(Saved entries)
BEGIN

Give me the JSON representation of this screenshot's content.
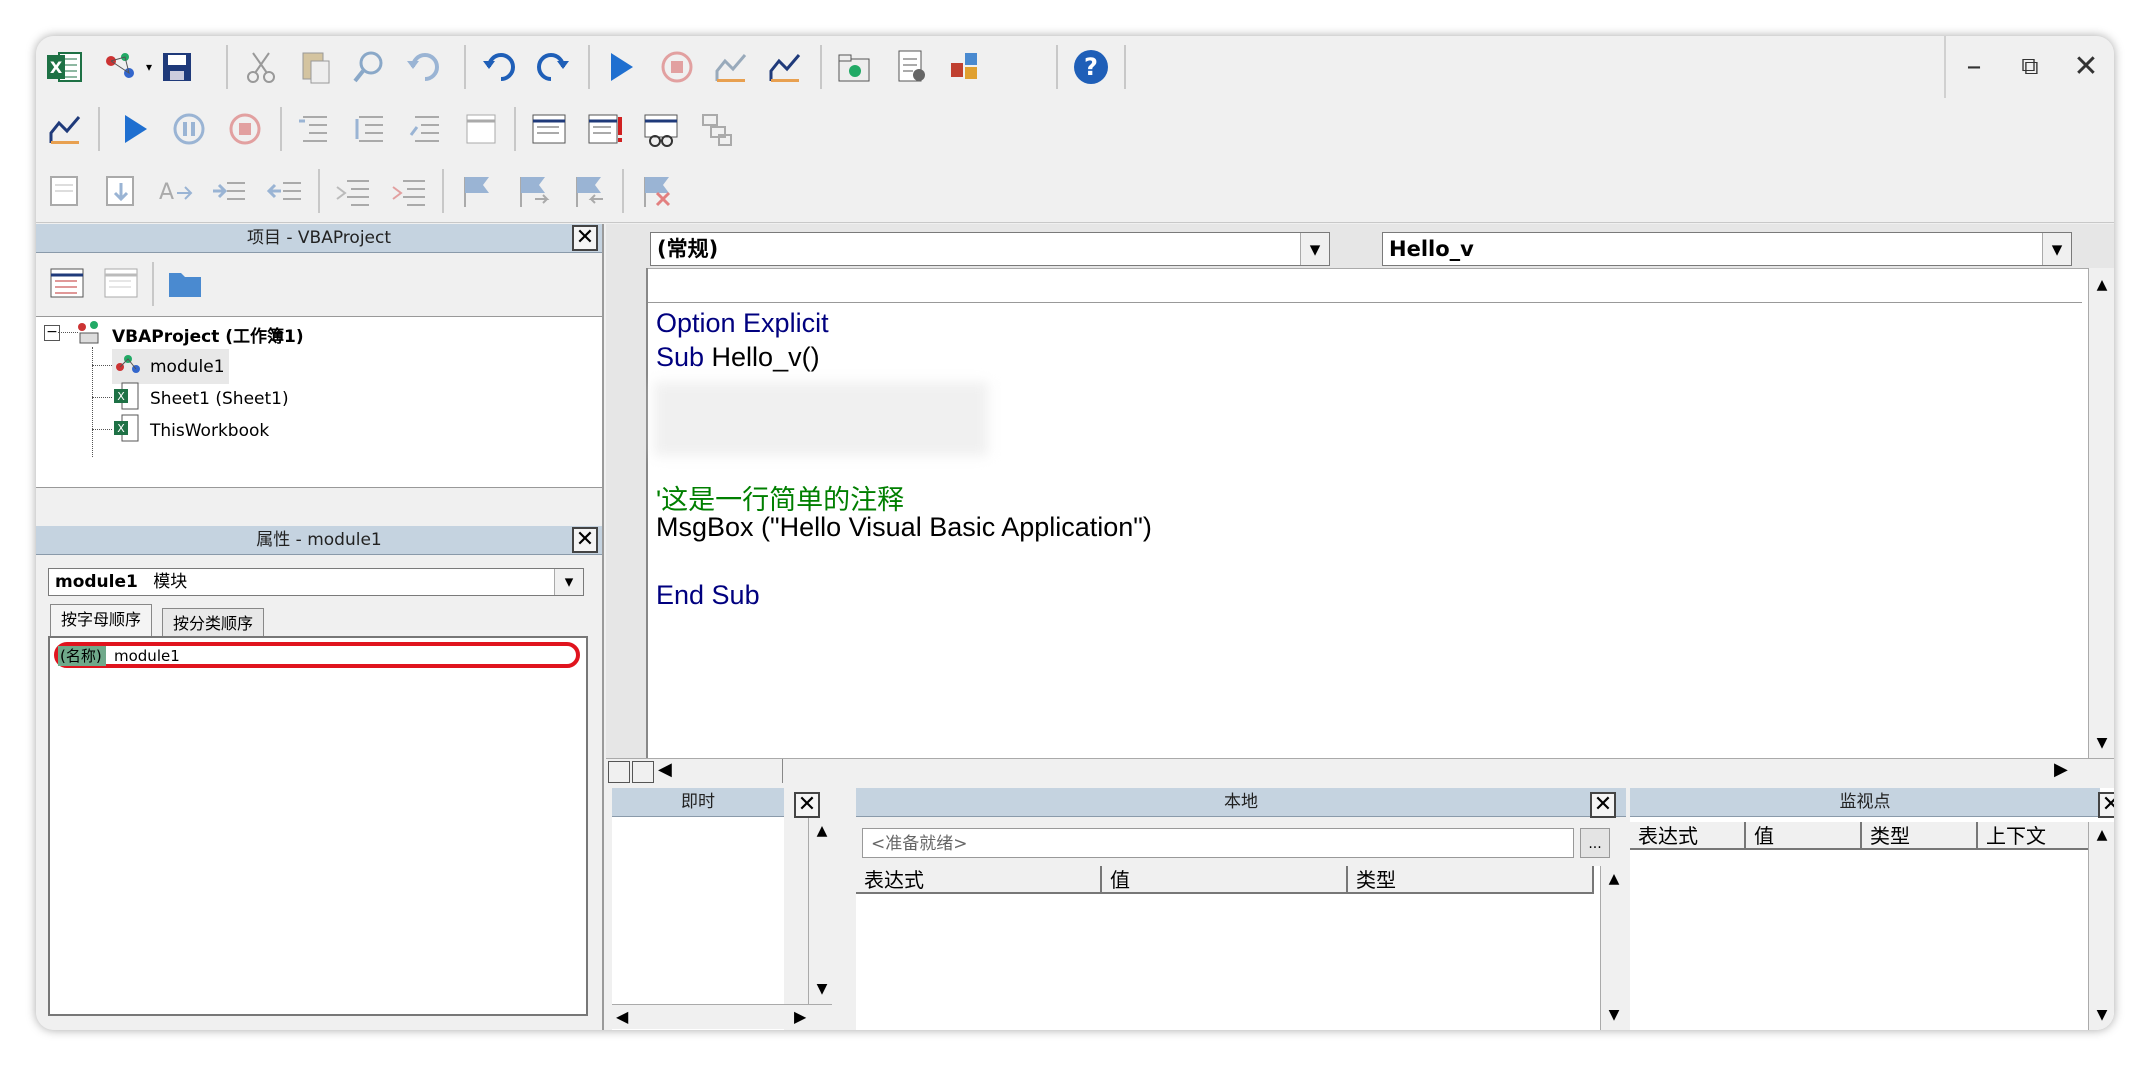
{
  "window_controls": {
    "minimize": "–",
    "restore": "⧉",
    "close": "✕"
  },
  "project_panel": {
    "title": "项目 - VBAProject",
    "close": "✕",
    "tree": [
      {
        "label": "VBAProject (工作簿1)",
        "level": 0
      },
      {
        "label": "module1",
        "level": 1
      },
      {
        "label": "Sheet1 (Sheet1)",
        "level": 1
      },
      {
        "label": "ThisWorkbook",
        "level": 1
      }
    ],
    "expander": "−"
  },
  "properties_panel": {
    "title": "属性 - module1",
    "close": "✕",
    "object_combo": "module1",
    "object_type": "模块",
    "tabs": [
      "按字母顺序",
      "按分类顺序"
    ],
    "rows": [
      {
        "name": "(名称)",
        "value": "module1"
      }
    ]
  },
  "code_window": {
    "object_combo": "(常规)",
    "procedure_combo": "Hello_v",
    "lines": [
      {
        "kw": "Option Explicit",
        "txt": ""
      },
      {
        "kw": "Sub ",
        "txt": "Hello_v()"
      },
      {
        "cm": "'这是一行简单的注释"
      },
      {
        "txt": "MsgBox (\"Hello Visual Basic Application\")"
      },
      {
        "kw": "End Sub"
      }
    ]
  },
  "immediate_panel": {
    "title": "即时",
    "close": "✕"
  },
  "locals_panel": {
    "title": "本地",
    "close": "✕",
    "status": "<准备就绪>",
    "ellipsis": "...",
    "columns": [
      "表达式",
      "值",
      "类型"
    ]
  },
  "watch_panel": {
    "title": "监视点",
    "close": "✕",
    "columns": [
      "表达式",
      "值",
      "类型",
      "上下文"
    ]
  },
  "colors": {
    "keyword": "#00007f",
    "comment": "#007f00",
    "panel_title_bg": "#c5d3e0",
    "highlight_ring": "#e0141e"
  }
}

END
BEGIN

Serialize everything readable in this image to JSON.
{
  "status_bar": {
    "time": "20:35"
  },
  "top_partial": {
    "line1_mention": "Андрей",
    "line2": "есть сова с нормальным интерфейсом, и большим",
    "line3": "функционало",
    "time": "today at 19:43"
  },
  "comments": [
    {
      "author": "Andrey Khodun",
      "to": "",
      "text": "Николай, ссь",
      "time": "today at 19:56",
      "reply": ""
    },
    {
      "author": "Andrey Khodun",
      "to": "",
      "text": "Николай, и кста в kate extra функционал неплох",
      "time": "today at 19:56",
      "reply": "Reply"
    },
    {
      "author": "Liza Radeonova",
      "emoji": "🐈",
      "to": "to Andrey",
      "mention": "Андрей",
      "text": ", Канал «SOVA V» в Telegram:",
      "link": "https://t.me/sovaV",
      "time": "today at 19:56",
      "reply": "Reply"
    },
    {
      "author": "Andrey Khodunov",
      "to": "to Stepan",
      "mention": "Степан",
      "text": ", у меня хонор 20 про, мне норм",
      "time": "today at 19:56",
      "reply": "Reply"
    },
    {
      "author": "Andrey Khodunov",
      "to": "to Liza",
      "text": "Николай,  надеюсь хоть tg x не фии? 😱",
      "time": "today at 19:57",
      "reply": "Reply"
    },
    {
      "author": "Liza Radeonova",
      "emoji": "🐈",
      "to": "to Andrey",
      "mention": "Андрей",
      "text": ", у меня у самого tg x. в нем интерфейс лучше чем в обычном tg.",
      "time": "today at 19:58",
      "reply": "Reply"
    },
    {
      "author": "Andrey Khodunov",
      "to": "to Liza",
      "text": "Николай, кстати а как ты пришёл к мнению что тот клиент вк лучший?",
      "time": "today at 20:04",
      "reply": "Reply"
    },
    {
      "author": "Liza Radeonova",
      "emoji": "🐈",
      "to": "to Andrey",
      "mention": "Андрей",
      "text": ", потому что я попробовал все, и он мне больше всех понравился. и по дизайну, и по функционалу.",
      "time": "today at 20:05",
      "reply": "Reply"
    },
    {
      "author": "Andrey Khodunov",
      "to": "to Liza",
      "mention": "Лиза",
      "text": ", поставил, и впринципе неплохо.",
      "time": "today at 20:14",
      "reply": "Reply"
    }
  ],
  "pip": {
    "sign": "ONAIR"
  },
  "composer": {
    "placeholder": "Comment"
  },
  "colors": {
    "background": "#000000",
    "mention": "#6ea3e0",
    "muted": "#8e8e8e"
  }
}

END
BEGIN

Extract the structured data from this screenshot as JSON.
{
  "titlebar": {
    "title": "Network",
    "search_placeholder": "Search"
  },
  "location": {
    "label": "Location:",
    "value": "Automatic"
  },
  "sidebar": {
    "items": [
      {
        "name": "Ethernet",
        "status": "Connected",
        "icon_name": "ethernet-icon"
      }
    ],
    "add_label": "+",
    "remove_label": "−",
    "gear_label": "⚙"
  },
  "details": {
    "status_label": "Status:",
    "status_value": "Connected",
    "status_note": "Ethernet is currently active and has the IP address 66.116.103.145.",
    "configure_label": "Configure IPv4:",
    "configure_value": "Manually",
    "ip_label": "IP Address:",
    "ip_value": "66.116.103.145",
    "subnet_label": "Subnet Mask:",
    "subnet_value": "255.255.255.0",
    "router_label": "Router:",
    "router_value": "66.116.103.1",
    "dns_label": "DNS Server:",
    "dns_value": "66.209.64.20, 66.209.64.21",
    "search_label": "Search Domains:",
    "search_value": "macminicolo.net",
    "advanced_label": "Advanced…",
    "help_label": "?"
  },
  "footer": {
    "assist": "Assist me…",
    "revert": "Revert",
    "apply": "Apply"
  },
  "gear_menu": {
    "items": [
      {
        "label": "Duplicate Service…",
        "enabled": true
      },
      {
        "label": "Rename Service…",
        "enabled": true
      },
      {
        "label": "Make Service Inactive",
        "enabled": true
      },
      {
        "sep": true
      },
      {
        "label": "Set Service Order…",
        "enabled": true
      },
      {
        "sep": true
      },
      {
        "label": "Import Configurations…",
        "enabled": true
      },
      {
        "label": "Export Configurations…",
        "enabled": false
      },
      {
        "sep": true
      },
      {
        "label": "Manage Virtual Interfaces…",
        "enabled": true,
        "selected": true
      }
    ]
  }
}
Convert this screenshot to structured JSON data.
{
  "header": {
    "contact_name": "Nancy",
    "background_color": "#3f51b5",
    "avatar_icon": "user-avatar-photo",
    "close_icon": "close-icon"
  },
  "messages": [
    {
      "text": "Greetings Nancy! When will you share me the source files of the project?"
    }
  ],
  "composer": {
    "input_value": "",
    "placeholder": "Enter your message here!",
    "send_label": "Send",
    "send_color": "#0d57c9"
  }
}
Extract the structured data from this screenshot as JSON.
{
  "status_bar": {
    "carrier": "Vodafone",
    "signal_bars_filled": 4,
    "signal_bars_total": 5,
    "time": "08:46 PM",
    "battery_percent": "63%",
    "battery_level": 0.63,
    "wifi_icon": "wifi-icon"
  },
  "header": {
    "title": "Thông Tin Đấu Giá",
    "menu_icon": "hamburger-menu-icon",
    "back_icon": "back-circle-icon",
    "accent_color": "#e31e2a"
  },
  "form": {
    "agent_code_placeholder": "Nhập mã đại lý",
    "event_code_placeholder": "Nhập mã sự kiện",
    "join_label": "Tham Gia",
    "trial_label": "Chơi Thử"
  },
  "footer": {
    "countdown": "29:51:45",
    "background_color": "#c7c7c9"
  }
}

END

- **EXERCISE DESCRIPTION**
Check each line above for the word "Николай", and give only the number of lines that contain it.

- **WRITTEN RESPONSE**
4